After a five-year hiatus, tribal elders in Ghallanai, the headquarters of Mohmand Agency, decided to revive a jirga system in the area against anti-state elements on Monday.
In an address to tribal elders, Mohmand Rifles Commandant Colonel Mushtaq Hussain said that the role of jirgas had been minimised after the insurgency in 2007.
The commandant explained that members of the jirga would resolve
disputes between tribesmen in the agency, and also convey messages and demands of the tribesmen to the political administration in the area.
Colonel Hussain urged the tribal elders to refrain from paying extortion money to militants, adding that Frontier Corps (FC) personnel in the agency had blocked off all entry and exit routes -- a step that would make it difficult for militants to carry out their activities.

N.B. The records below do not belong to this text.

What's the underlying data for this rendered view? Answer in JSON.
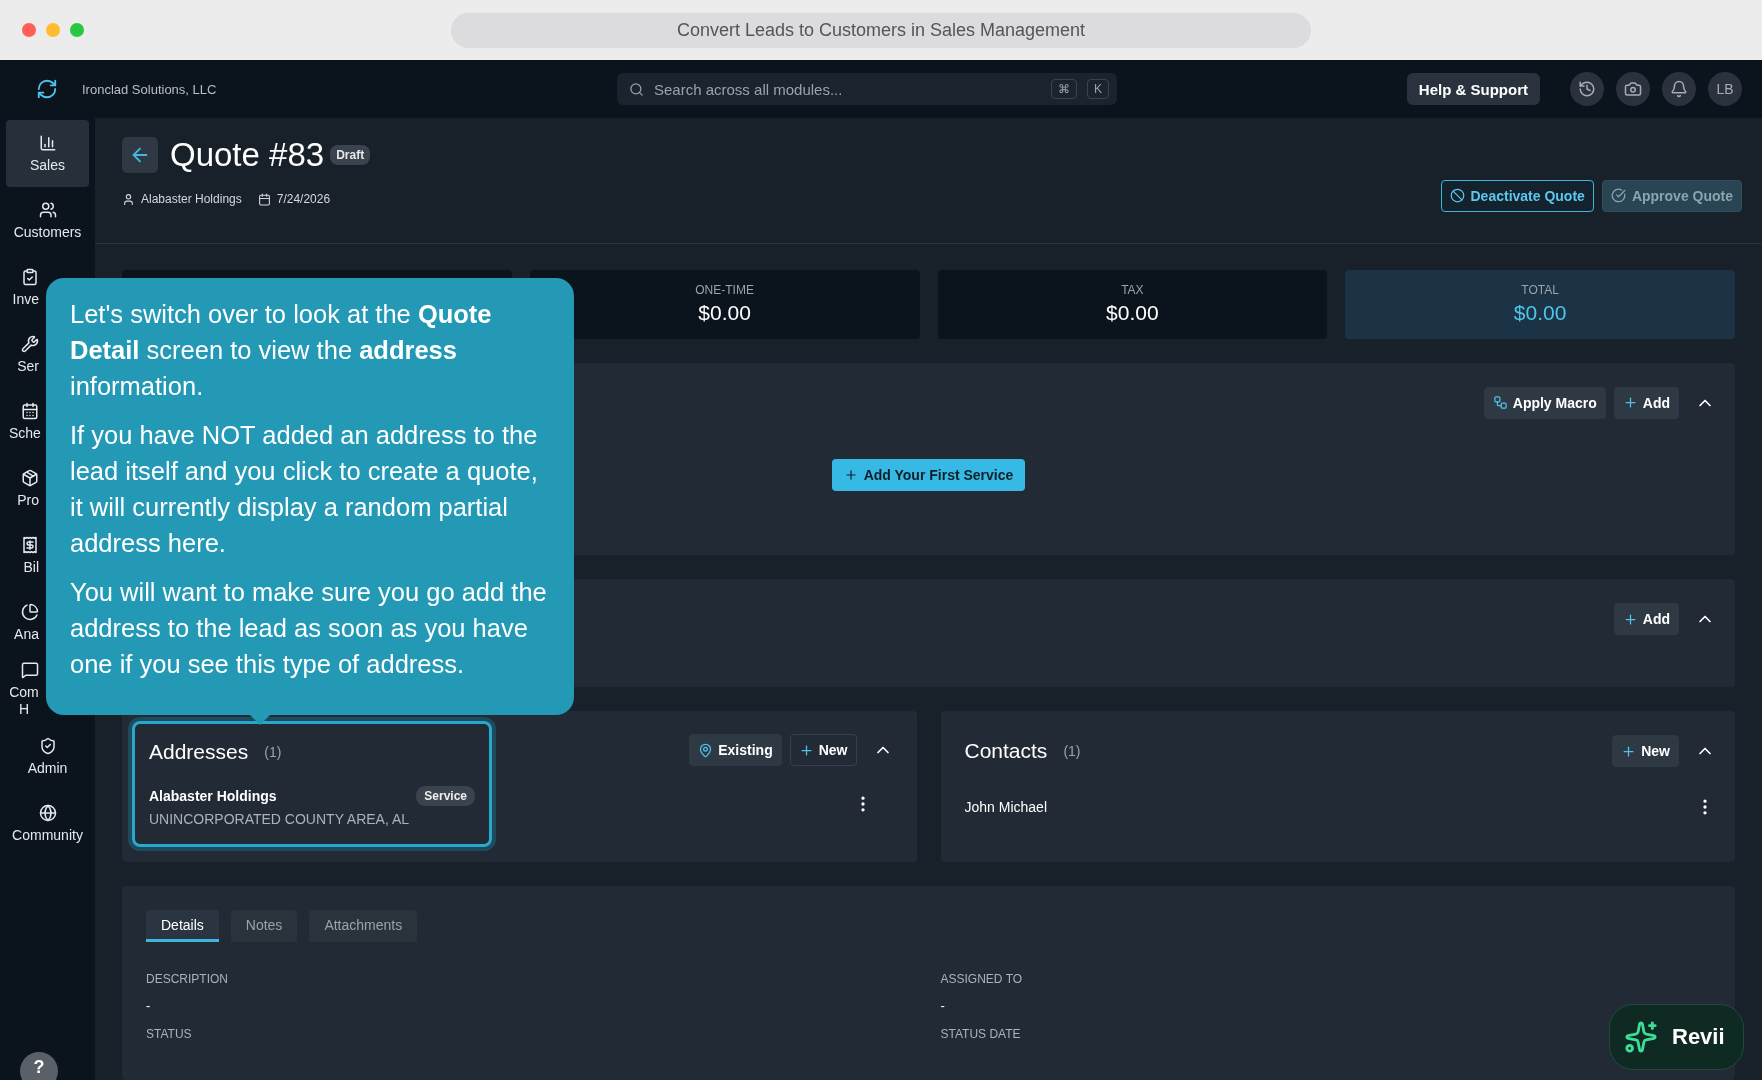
{
  "window": {
    "title": "Convert Leads to Customers in Sales Management"
  },
  "topbar": {
    "company": "Ironclad Solutions, LLC",
    "search": {
      "placeholder": "Search across all modules...",
      "shortcut": [
        "⌘",
        "K"
      ]
    },
    "help": "Help & Support",
    "avatar": "LB"
  },
  "sidebar": {
    "items": [
      {
        "label": "Sales",
        "selected": true,
        "kind": "full"
      },
      {
        "label": "Customers",
        "selected": false,
        "kind": "full"
      },
      {
        "label": "Inve",
        "selected": false,
        "kind": "covered"
      },
      {
        "label": "Ser",
        "selected": false,
        "kind": "covered"
      },
      {
        "label": "Sche",
        "selected": false,
        "kind": "covered"
      },
      {
        "label": "Pro",
        "selected": false,
        "kind": "covered"
      },
      {
        "label": "Bil",
        "selected": false,
        "kind": "covered"
      },
      {
        "label": "Ana",
        "selected": false,
        "kind": "covered"
      },
      {
        "label": "Com H",
        "selected": false,
        "kind": "covered"
      },
      {
        "label": "Admin",
        "selected": false,
        "kind": "full"
      },
      {
        "label": "Community",
        "selected": false,
        "kind": "full"
      }
    ]
  },
  "quote": {
    "title": "Quote #83",
    "status": "Draft",
    "customer": "Alabaster Holdings",
    "date": "7/24/2026",
    "actions": [
      {
        "label": "Deactivate Quote",
        "disabled": false
      },
      {
        "label": "Approve Quote",
        "disabled": true
      }
    ]
  },
  "totals": [
    {
      "label": "ONE-TIME",
      "value": "$0.00",
      "highlight": false
    },
    {
      "label": "TAX",
      "value": "$0.00",
      "highlight": false
    },
    {
      "label": "TOTAL",
      "value": "$0.00",
      "highlight": true
    }
  ],
  "services": {
    "buttons": [
      {
        "label": "Apply Macro",
        "kind": "macro"
      },
      {
        "label": "Add",
        "kind": "add"
      }
    ],
    "empty_action": "Add Your First Service"
  },
  "panel_2": {
    "buttons": [
      {
        "label": "Add",
        "kind": "add"
      }
    ]
  },
  "addresses": {
    "title": "Addresses",
    "count": "(1)",
    "buttons": [
      {
        "label": "Existing",
        "kind": "pick"
      },
      {
        "label": "New",
        "kind": "new"
      }
    ],
    "items": [
      {
        "name": "Alabaster Holdings",
        "tag": "Service",
        "line": "UNINCORPORATED COUNTY AREA, AL",
        "highlighted": true
      }
    ]
  },
  "contacts": {
    "title": "Contacts",
    "count": "(1)",
    "buttons": [
      {
        "label": "New",
        "kind": "add"
      }
    ],
    "items": [
      {
        "name": "John Michael"
      }
    ]
  },
  "details": {
    "tabs": [
      {
        "label": "Details",
        "selected": true
      },
      {
        "label": "Notes",
        "selected": false
      },
      {
        "label": "Attachments",
        "selected": false
      }
    ],
    "fields": [
      {
        "label": "DESCRIPTION",
        "value": "-"
      },
      {
        "label": "ASSIGNED TO",
        "value": "-"
      },
      {
        "label": "STATUS"
      },
      {
        "label": "STATUS DATE"
      }
    ]
  },
  "tooltip": {
    "paragraphs": [
      "Let's switch over to look at the **Quote Detail** screen to view the **address** information.",
      "If you have NOT added an address to the lead itself and you click to create a quote, it will currently display a random partial address here.",
      "You will want to make sure you go add the address to the lead as soon as you have one if you see this type of address."
    ]
  },
  "assistant": {
    "label": "Revii"
  },
  "help_button": "?"
}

The commandant also warned that certain people were working as double agents siding with the government during the day and helping militants at night. “We have to frame a strategy to curb terrorism and have to start a survey for the whole agency,” Colonel Mushtaq told the tribal elders. So far, he said, 129 FC personnel have died in the agency.
The commandant vowed that the security forces would raise the issue of cross-border militant incursions with Afghan officials, especially with regard to target killings and attacks.
During the gathering, Haleemzai tehsil peace militia chief and tribal elder Muhammad Ali opposed the Political Parties Act, and demanded that political administration officials fulfil their duties the way they expected peace militias and jirgas to fulfil theirs.
Tribal elder Malik Haji Saeed Mehmood Jan complained that the government was implementing policies and laws which contradict the jirga system and interfered in the tribal customs. He said this was the reason that a power vacuum, or gap, was filled by others, referring to militants.
Published in The Express Tribune, October 30th, 2012.